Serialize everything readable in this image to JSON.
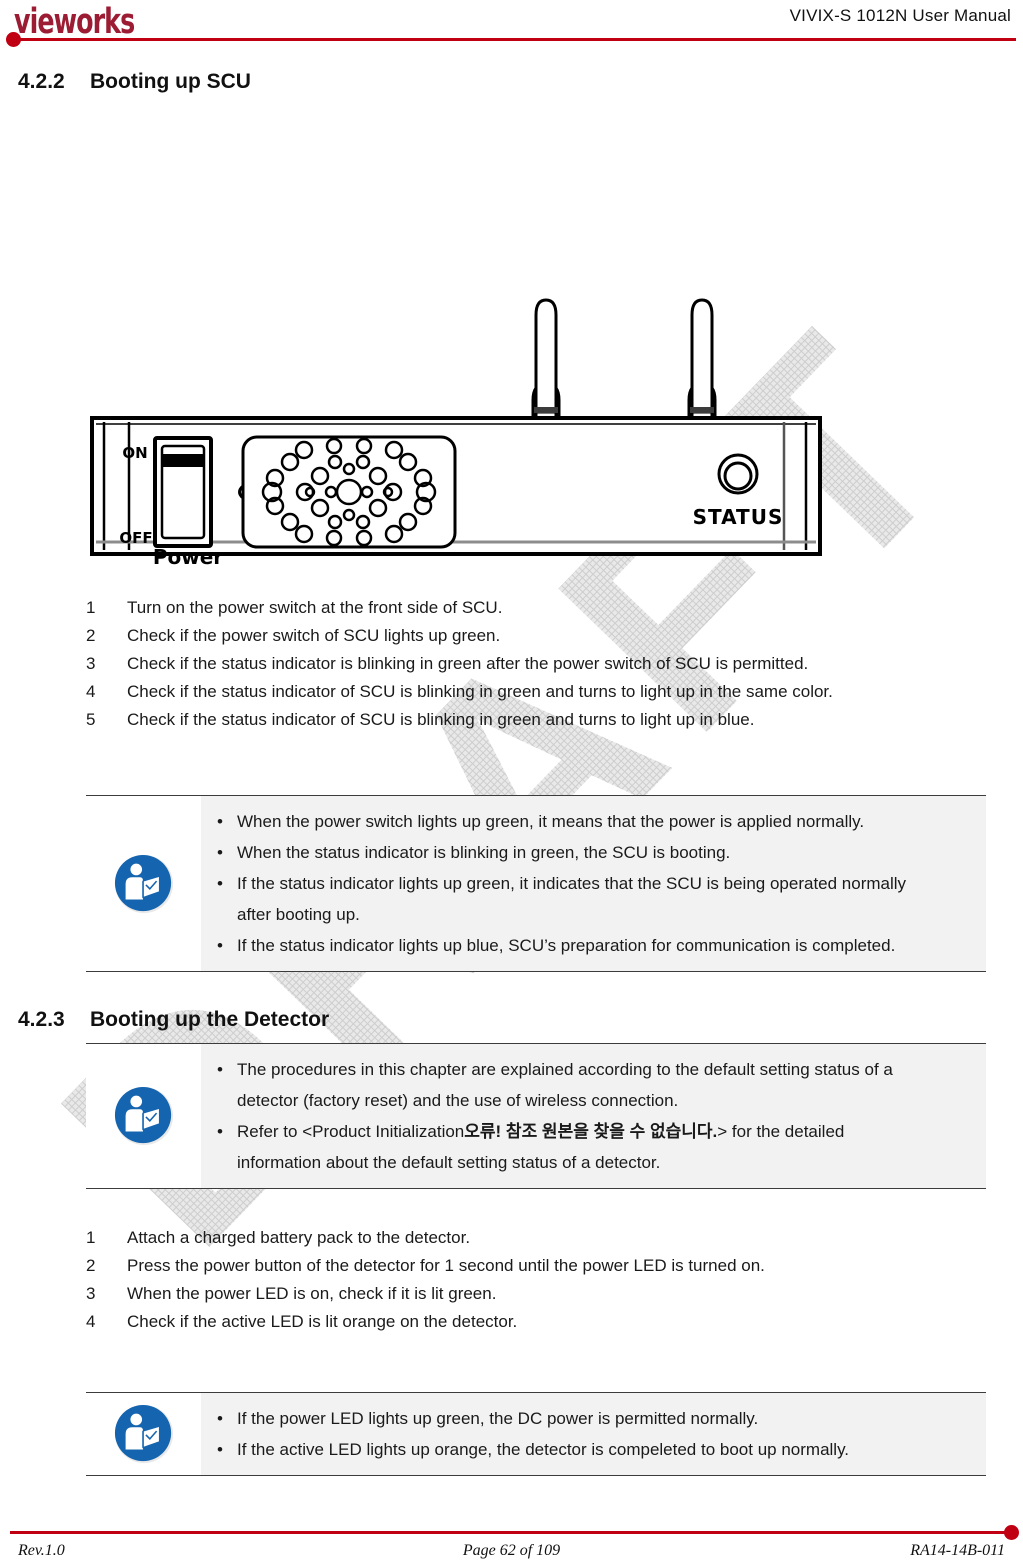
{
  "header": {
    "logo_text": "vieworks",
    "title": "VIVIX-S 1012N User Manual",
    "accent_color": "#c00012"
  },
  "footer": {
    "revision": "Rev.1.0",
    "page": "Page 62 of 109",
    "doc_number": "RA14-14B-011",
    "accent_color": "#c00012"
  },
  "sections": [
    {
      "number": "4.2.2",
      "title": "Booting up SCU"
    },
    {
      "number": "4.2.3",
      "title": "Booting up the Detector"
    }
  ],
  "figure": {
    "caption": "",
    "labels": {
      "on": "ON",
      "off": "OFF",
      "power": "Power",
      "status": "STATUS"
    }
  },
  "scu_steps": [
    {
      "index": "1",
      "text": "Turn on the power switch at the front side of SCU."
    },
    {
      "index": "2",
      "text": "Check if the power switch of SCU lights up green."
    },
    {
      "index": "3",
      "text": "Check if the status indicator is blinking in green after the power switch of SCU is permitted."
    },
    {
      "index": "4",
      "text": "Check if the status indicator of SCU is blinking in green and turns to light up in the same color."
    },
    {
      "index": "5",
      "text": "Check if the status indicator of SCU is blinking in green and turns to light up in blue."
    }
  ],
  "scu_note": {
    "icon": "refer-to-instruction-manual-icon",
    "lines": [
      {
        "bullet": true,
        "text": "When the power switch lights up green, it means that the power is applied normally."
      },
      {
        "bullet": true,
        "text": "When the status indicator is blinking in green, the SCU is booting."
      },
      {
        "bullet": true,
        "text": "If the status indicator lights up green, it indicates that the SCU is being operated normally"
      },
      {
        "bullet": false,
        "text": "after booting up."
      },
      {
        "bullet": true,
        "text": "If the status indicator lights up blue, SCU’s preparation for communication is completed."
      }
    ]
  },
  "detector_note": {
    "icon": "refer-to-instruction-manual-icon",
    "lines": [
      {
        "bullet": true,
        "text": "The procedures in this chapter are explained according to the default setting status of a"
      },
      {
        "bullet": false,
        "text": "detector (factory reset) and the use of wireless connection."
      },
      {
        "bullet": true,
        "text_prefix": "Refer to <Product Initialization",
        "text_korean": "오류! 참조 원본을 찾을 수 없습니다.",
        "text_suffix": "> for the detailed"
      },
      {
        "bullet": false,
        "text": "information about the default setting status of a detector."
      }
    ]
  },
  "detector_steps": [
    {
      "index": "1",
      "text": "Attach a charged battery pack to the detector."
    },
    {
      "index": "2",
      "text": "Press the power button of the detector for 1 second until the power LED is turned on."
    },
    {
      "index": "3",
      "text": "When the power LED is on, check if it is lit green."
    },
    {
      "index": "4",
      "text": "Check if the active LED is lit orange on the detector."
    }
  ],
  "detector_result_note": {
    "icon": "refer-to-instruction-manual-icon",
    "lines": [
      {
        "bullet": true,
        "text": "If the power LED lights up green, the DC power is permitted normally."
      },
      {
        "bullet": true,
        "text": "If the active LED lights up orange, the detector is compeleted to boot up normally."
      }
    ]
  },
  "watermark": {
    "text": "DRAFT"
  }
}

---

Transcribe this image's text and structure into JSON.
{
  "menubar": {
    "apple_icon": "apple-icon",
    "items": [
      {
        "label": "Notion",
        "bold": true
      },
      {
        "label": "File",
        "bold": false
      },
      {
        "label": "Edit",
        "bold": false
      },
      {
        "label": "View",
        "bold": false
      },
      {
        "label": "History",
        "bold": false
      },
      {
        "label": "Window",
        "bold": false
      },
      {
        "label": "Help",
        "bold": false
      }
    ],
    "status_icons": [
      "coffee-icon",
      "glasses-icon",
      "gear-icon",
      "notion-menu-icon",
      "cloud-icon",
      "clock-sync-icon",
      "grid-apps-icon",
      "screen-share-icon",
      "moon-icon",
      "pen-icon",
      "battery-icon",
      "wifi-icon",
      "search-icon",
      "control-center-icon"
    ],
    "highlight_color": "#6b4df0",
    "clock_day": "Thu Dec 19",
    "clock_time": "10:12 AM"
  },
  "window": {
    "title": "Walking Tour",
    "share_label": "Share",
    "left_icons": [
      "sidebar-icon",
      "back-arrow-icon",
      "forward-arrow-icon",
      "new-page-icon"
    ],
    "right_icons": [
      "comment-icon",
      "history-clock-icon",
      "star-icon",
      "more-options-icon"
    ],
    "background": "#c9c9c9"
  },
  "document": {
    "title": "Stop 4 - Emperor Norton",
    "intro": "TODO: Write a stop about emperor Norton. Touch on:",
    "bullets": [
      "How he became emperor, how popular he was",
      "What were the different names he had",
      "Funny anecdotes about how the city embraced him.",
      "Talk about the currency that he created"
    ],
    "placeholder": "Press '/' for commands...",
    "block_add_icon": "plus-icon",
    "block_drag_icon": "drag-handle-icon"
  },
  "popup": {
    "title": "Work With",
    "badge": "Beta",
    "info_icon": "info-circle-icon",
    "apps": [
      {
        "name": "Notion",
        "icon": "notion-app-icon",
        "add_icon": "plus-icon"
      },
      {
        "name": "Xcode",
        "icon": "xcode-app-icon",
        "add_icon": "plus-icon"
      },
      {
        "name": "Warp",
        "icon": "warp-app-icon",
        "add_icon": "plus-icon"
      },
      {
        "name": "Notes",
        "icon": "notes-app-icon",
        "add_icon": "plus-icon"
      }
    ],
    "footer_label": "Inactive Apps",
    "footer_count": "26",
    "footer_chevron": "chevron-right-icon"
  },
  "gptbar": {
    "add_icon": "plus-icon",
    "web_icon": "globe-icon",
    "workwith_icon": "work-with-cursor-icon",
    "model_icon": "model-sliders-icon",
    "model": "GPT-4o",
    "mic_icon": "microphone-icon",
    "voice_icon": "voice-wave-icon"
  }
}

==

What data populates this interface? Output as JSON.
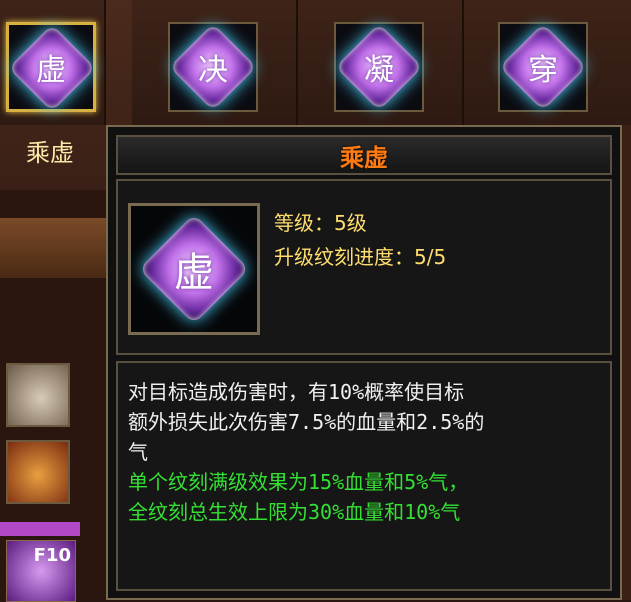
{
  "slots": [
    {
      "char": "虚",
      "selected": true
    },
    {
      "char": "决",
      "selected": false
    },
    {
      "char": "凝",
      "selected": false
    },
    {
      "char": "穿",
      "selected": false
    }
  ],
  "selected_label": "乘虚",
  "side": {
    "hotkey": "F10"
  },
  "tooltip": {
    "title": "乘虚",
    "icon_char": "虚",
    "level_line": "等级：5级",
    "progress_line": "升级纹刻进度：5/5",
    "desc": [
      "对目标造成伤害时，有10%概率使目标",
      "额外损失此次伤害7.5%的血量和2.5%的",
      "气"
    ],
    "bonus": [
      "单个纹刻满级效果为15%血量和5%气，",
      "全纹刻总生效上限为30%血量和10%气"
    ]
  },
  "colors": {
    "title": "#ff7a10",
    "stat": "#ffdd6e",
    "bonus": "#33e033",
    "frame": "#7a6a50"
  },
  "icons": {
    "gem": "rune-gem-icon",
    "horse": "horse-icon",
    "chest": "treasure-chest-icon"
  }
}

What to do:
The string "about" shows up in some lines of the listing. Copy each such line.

Answer for the task:
        "text": "information about the default setting status of a detector."
    "intro": "TODO: Write a stop about emperor Norton. Touch on:",
      "Funny anecdotes about how the city embraced him.",
      "Talk about the currency that he created"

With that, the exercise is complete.